Long time readers of this blog will know that Net Neutrality has been a long time subject, starting all the way back in 2007 when I felt like I still had a voice to determine the shape of the policies that govern access to and use of the Internet, at least in the US. My cynical side gets the better of me from time to time, and the US seems more like the U$. As money hungry corporations want more control over what I do, and what with whom I do it, and who I pay for it, all in the name of competition (which sounds very Putin-esque, logic wise), we have yet to firmly drive a stake in the ground affirming the right to get online without having to pay toll fees over and over again. This issue of the major carriers and providers colluding to lock you and your credit card in place is not about competition and choice and better service. It is about making more money. That’s all it’s about and don’t let anyone tell you otherwise.
So it is with a heavy dose of cynicism that I’m sad to report the effort to establish a neutral Internet is again facing major setbacks.
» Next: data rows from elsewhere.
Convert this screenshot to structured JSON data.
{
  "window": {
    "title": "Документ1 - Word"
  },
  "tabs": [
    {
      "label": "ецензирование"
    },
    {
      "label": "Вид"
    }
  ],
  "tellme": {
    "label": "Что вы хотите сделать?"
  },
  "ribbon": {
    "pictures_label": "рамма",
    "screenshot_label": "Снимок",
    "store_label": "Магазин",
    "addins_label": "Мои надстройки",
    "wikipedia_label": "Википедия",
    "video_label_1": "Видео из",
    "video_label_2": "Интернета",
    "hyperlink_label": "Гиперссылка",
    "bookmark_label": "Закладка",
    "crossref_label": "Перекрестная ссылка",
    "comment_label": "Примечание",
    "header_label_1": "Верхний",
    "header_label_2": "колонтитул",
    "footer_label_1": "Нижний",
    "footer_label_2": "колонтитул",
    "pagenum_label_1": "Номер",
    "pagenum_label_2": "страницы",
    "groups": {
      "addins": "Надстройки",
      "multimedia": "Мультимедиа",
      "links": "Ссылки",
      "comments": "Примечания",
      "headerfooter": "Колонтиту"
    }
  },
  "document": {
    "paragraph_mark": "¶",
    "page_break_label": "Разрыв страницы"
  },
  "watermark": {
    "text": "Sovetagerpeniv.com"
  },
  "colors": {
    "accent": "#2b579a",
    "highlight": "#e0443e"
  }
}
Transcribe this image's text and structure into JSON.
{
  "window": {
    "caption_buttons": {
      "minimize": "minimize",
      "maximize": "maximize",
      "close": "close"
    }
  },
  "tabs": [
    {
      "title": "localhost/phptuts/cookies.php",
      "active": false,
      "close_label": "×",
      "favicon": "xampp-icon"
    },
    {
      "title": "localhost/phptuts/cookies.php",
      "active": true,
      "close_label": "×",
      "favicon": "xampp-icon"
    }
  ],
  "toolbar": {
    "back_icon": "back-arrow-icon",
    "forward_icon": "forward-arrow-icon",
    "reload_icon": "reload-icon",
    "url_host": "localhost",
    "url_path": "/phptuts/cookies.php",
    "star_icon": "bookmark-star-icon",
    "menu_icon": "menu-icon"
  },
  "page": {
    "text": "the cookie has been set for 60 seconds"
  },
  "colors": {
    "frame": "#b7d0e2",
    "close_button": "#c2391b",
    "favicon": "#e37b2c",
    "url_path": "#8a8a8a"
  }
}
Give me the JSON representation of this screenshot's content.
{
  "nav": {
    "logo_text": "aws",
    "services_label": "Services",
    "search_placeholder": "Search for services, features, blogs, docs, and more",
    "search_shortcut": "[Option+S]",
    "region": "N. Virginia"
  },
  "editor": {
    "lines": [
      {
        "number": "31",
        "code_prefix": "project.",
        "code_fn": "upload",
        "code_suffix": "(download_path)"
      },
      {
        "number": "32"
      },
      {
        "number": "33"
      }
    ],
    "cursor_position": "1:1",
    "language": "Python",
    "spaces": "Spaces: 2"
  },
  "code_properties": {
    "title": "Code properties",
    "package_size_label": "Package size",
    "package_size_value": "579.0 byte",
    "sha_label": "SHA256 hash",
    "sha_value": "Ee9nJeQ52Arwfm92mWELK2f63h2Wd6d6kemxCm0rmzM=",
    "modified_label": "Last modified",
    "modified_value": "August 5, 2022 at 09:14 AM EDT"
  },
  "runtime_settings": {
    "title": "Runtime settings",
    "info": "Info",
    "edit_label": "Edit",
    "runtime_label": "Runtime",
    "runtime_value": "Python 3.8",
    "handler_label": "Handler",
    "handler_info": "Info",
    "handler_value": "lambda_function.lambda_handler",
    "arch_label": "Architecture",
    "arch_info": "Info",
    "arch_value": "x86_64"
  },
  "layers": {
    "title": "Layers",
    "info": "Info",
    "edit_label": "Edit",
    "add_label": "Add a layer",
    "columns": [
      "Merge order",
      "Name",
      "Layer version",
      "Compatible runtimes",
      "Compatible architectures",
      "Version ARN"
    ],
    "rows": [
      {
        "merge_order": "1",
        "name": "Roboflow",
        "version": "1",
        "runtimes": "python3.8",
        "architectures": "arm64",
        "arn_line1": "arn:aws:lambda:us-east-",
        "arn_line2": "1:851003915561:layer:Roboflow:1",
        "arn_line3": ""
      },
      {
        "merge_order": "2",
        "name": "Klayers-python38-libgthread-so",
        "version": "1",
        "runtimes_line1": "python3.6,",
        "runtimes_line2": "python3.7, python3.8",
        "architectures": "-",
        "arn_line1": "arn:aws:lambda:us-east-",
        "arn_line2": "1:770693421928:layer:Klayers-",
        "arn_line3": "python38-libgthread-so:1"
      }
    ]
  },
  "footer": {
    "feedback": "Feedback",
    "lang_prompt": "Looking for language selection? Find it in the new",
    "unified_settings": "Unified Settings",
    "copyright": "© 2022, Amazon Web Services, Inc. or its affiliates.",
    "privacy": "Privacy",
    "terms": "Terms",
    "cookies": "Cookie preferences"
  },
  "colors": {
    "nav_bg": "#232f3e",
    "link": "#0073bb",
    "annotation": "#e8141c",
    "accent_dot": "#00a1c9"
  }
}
Visit the link below to educate yourself, and do something about it.
Free Press – http://www.savetheinternet.com/sti-home
Okay, I know, I’m being an alarmist, but this is bad, bad for all of us, bad for the future of the Internet, bad for our children, even bad for business. Net Neutrality is a critical life-blood component of the Internet. You can’t have the Internet we have without it. Toll roads, fees, walled gardens by carriers, is antithetical to the very definition of the Internet. This is just wrong, wrong, wrong.
BBC News – Court decision puts the future of net neutrality regulation in doubt
I ask teachers and most agree that there isn’t, or shouldn’t be, anything wrong with using copyrighted items (videos, copied books, etc.) in the classroom. As much as I try, I am unable to convince them that they should work within copyright laws and use materials that are legal to use without violating those laws. After all, most of the say, what can go wrong if I do? Well, for Edublogs users, that meant everyone was offline for a while due to one Edublogs site publishing copyrighted material. The problem was remedied, but we all felt the tremor in the force because of the actions of one blogger. There is enough free stuff out there, so there isn’t much excuse to publish copyrighted material without permission. Check out Creative Commons as one example.
BBC News – Millions of blogs knocked offline by legal row
This post is written in black with a black highlighting to show solidarity for the effort to stop SOPA and PIPA. Highlighting the text may make it more legible. More information here: http://wordpress.org/news/2012/01/help-stop-sopa-pipa/
SOPA, Stop Online Piracy Act, reads more like a land-grab than a benefit, makes the mistake of assuming that the content is the Internet. It is more accurate to understand the Internet as the collected activity of all the users of the Internet. We are the Internet. We don’t need legislation that is unenforceable and does nothing to actually protect the Internet and our access to it. I disagree with Vinton Cerf, I believe the Internet (access to each other) is a right. SOPA seeks to limit that access. SOPA is a bad idea, and we should do what we can to defeat it.
One reason the Internet is so difficult is that an environment where everything is potentially linked to everything else, lines between content become very blurry. Is the linked content part of the originating site, or part of the site that does the linking? Does it change the information if some of it is on one site or on another? If information is posted and freely accessible does that make it free for all of us to use? What if I want to change it? Do I have that right? Just because I can, should I? Too many questions make the issue of ownership very complicated. For a fascinating look at some of the issues, especially copyright and fair use, please read the linked article below about how one company is earning revenue by filing suit against those who post copyrighted material on their sites.
MediaShift . Will Righthaven Copyright Lawsuits Change Excerpting Online? | PBS